'Unacceptable and wrong': Trudeau condemns attacks on churches
Federal government has renewed funding to provide security for religious sites
Prime Minister Justin Trudeau today condemned the wave of vandalism and arson attacks targeting Catholic churches across Canada, saying it's not the solution to the trauma caused by residential schools.
Speaking to reporters after touring an Ottawa vaccination clinic, Trudeau said there has been "a rise of intolerance and racism and hatred that we're seeing across the country."
"It is unacceptable and wrong that acts of vandalism and arson are being seen across the country, including against Catholic churches," he told reporters.
Trudeau said he understands the anger felt by many across the country since several First Nations reported finding unmarked graves at former residential school sites — but setting fire to churches is wrong.
"I can't help but think that burning down churches is actually depriving people who are in need of grieving and healing and mourning (of) places where they can actually grieve and reflect and look for support," Trudeau said.
"We shouldn't be lashing out at buildings that can provide solace to some of our fellow citizens.

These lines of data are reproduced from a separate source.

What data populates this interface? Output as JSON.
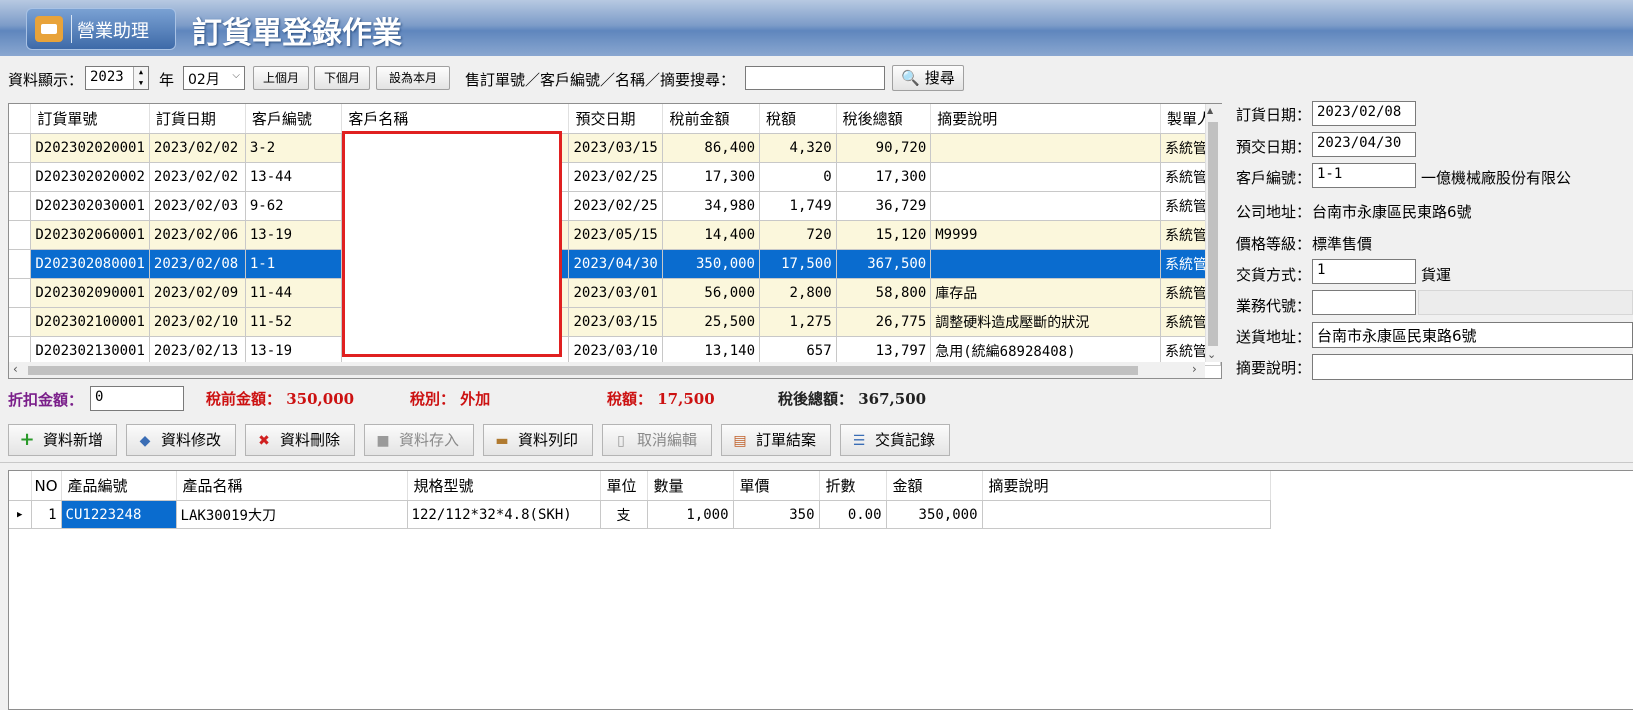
{
  "app": {
    "logo_text": "營業助理",
    "title": "訂貨單登錄作業"
  },
  "filter": {
    "display_label": "資料顯示：",
    "year_value": "2023",
    "year_label": "年",
    "month_value": "02月",
    "prev_month": "上個月",
    "next_month": "下個月",
    "this_month": "設為本月",
    "search_label": "售訂單號／客戶編號／名稱／摘要搜尋：",
    "search_value": "",
    "search_button": "搜尋"
  },
  "orders": {
    "columns": [
      "訂貨單號",
      "訂貨日期",
      "客戶編號",
      "客戶名稱",
      "預交日期",
      "稅前金額",
      "稅額",
      "稅後總額",
      "摘要說明",
      "製單人"
    ],
    "rows": [
      {
        "no": "D202302020001",
        "date": "2023/02/02",
        "cust": "3-2",
        "name": "",
        "due": "2023/03/15",
        "pre": "86,400",
        "tax": "4,320",
        "total": "90,720",
        "memo": "",
        "maker": "系統管"
      },
      {
        "no": "D202302020002",
        "date": "2023/02/02",
        "cust": "13-44",
        "name": "",
        "due": "2023/02/25",
        "pre": "17,300",
        "tax": "0",
        "total": "17,300",
        "memo": "",
        "maker": "系統管"
      },
      {
        "no": "D202302030001",
        "date": "2023/02/03",
        "cust": "9-62",
        "name": "",
        "due": "2023/02/25",
        "pre": "34,980",
        "tax": "1,749",
        "total": "36,729",
        "memo": "",
        "maker": "系統管"
      },
      {
        "no": "D202302060001",
        "date": "2023/02/06",
        "cust": "13-19",
        "name": "",
        "due": "2023/05/15",
        "pre": "14,400",
        "tax": "720",
        "total": "15,120",
        "memo": "M9999",
        "maker": "系統管"
      },
      {
        "no": "D202302080001",
        "date": "2023/02/08",
        "cust": "1-1",
        "name": "",
        "due": "2023/04/30",
        "pre": "350,000",
        "tax": "17,500",
        "total": "367,500",
        "memo": "",
        "maker": "系統管"
      },
      {
        "no": "D202302090001",
        "date": "2023/02/09",
        "cust": "11-44",
        "name": "",
        "due": "2023/03/01",
        "pre": "56,000",
        "tax": "2,800",
        "total": "58,800",
        "memo": "庫存品",
        "maker": "系統管"
      },
      {
        "no": "D202302100001",
        "date": "2023/02/10",
        "cust": "11-52",
        "name": "",
        "due": "2023/03/15",
        "pre": "25,500",
        "tax": "1,275",
        "total": "26,775",
        "memo": "調整硬料造成壓斷的狀況",
        "maker": "系統管"
      },
      {
        "no": "D202302130001",
        "date": "2023/02/13",
        "cust": "13-19",
        "name": "",
        "due": "2023/03/10",
        "pre": "13,140",
        "tax": "657",
        "total": "13,797",
        "memo": "急用(統編68928408)",
        "maker": "系統管"
      }
    ],
    "selected_index": 4
  },
  "totals": {
    "discount_label": "折扣金額：",
    "discount_value": "0",
    "pre_tax_label": "稅前金額：",
    "pre_tax_value": "350,000",
    "tax_type_label": "稅別：",
    "tax_type_value": "外加",
    "tax_label": "稅額：",
    "tax_value": "17,500",
    "after_tax_label": "稅後總額：",
    "after_tax_value": "367,500"
  },
  "detail": {
    "order_date_label": "訂貨日期：",
    "order_date": "2023/02/08",
    "due_date_label": "預交日期：",
    "due_date": "2023/04/30",
    "cust_no_label": "客戶編號：",
    "cust_no": "1-1",
    "cust_name": "一億機械廠股份有限公",
    "address_label": "公司地址：",
    "address": "台南市永康區民東路6號",
    "price_level_label": "價格等級：",
    "price_level": "標準售價",
    "delivery_label": "交貨方式：",
    "delivery_code": "1",
    "delivery_name": "貨運",
    "sales_label": "業務代號：",
    "sales_code": "",
    "ship_addr_label": "送貨地址：",
    "ship_addr": "台南市永康區民東路6號",
    "memo_label": "摘要說明：",
    "memo": ""
  },
  "actions": {
    "add": "資料新增",
    "edit": "資料修改",
    "delete": "資料刪除",
    "save": "資料存入",
    "print": "資料列印",
    "cancel": "取消編輯",
    "close_order": "訂單結案",
    "delivery_record": "交貨記錄"
  },
  "items": {
    "columns": [
      "NO",
      "產品編號",
      "產品名稱",
      "規格型號",
      "單位",
      "數量",
      "單價",
      "折數",
      "金額",
      "摘要說明"
    ],
    "rows": [
      {
        "no": "1",
        "code": "CU1223248",
        "name": "LAK30019大刀",
        "spec": "122/112*32*4.8(SKH)",
        "unit": "支",
        "qty": "1,000",
        "price": "350",
        "disc": "0.00",
        "amount": "350,000",
        "memo": ""
      }
    ]
  },
  "colors": {
    "selection": "#0a6ccf",
    "alt_row": "#fbf7dc",
    "total_red": "#cc1111",
    "discount_purple": "#7a1f8a"
  }
}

But we should be, every day, committing ourselves, each and every one of us, to the hard work that we need to do to actually rebuild a path forward that reflects the terrible intergenerational trauma and present day realities of suffering that we are all collectively responsible for."
Trudeau's comments come after churches in different parts of the country have been burned or spray painted with messages related to the recent discovery of hundreds of unmarked graves at former residential schools.
'The anger ... is real'
The federal government recently renewed funding for the Security Infrastructure Program, which works with religious institutions to upgrade security. In the 2020 Fall Economic Statement, the government announced plans to spend $13 million on the program over the next five years.
Trudeau said he understands the anger in Canada's Indigenous communities.
"The anger ... is real," he said. "People have gone decades and even generations living with intergenerational trauma, with outcomes and institutional racism that has created extreme difficulties for Indigenous peoples across this country that are also the legacy of residential schools.
"I certainly wish we could have finished with reconciliation in five or six years," he said. "We have done an awful lot as a government to set down that path of reconciliation but there is an incredible amount still to do.
"What took generations and centuries to break in terms of the relationship between Indigenous and non-Indigenous Canadians, it will take more than just a few years to fix it all."
Trudeau held his news conference today as several towns in British Columbia are being threatened by wildfires.
The prime minister said the federal government is working with British Columbia and First Nations to provide help to those communities.
"We're going to be there to support people getting through this incredibly difficult time of loss, of devastation," he said. "We're going to be there to help rebuild."
Trudeau warned that Canada is experiencing more extreme weather events, like floods and forest fires, and those threats will persist unless the country addresses climate change.
Asked about the risk that new rules going into effect next week — which will relieve fully vaccinated travellers returning to Canada of the requirement to quarantine — could result in a rise in COVID-19 cases, Trudeau said he's confident border officials can handle the situation.
He refused to give any hints of when he is prepared to open Canada's border to Americans, however.
Elizabeth Thompson can be reached at firstname.lastname@example.org